Our ancestors pretty much had a universal eating schedule. Everyone ate breakfast, lunch and dinner at about the same time everyday. And, there wasn’t all the snacking between meals that we have nowadays. Families sat down together to share a relaxed home-cooked meal usually at breakfast and dinner. It was quality family time when they discussed the news of the day and interacted while eating the same kind of food. Because the nature of our bodies is to “rest and digest”, the body likes to be relaxed, inactive and in a peaceful environment when assimilating food. Proper assimilation of the nutrients in food is essential to health, and if we want this assimilation to take place, we need to be calmer when we sit down to meals.

Today, everyone has a different schedule and so individual meals happen at different times for different people, even within a family. Now kids eat prepackaged microwave dinners because both parents are working and have no time to prepare home-cooked meals. Dad grabs a burger and fries and Mom eats a salad when she gets time. Every food has a different energy so is it any wonder that the family has difficulty relating to each other later in the evening?
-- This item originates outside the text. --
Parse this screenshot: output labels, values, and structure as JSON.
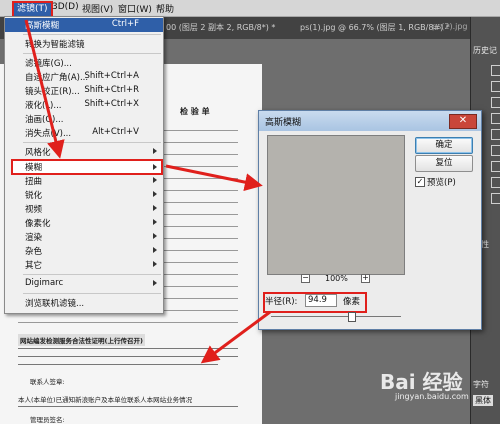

Find your perfect schedule:
Time of day determines how well our bodies assimilate food. In India, Ayurvedic philosophy suggests that people eat their biggest meal in the middle of the day because it’s the best time for our bodies to take in and digest a large meal. This practice is very common for people in Europe also. Businesses close and everyone goes home to eat a meal with their family. The American culture is not geared for this, but it is possible for us to eat our larger meal in the middle of the day, just not together. However, you may feel better eating your larger meal in the evening, in which case, that’s what you should do. There is no ‘best’ way for everyone to eat; it’s an individual choice. Experiment with the size and timing of your meals and see how you feel after each. Your body will tell you what is best for you. One thing most health practitioners agree on is that you should avoid eating right before bed because digestion slows when we are sleeping.
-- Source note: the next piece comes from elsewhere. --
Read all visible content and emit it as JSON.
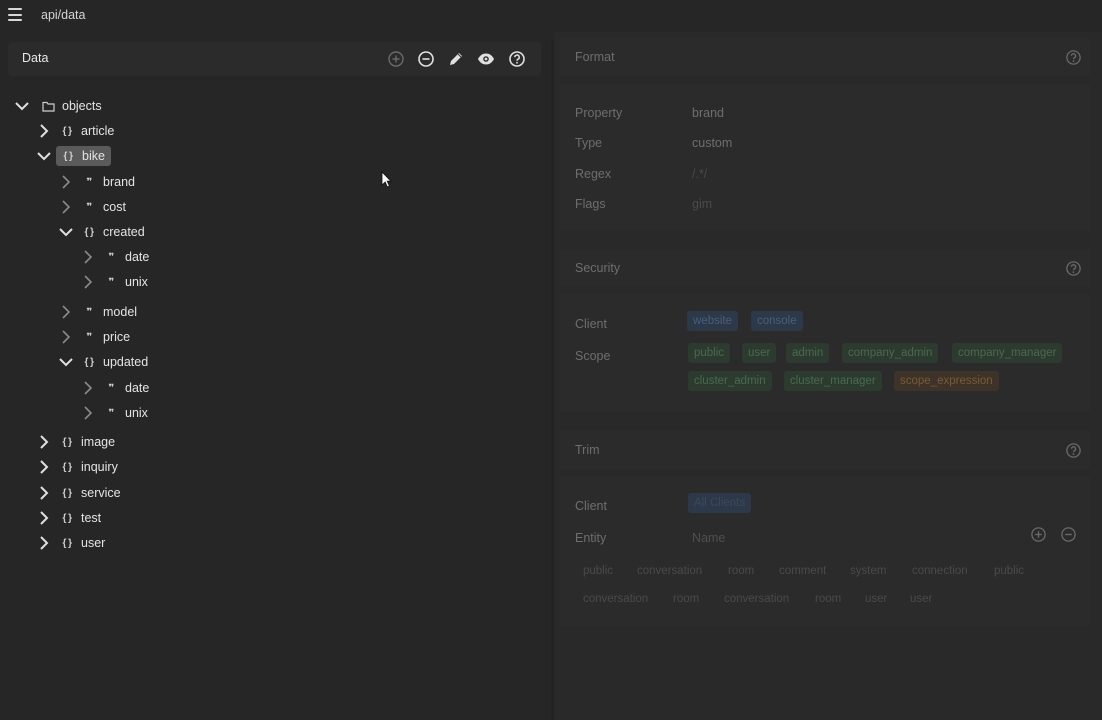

Learn to relax:
Many Americans suffer from a wide range of digestive disorders, from acid reflux to irritable bowel syndrome and more. These conditions are connected not just to what we eat, but how we eat it. We eat on the run, at our desks, while watching TV or reading, during meetings, in the car or while playing video games. What most people don’t realize is that we absorb our surroundings as we eat and if these are stressful, we are not digesting our food properly. Also, we eat too fast and don’t realize when we’re full until we are overstuffed. This overeating in stressful conditions can lead to chronic health problems. Sharing meals with family in a relaxed atmosphere has a positive effect on everyone’s health, and also makes the family more cohesive. Whether you’re a single person or part of a family unit, try eating in a calmer, quieter, more loving atmosphere and notice the difference this makes in your energy and connection.

Chew, Chew, Chew:
Another change we can make to improve our eating is to chew our food thoroughly. Most of us inhale our food and use our forks like a shovel. We lose the enjoyment by barely tasting our food before we swallow it. Digestion actually begins with the chewing process. When the stomach has to do all the digesting, some food doesn’t get digested and this can cause bacteria overgrowth in the intestines. In addition, chewing also makes your food more enjoyable. The sweet flavor of plant foods is released only after they have been chewed thoroughly. Experiment by chewing each mouthful of food 20 times, thinking about and enjoying what you are eating, before you take another bite. Notice how you feel at the end of your meal.

Finally, visit your local farmers’ market. Talk to the farmers about where they come from and if the produce is organic. Bringing home local produce is a way to ensure that you are cooking and eating in season.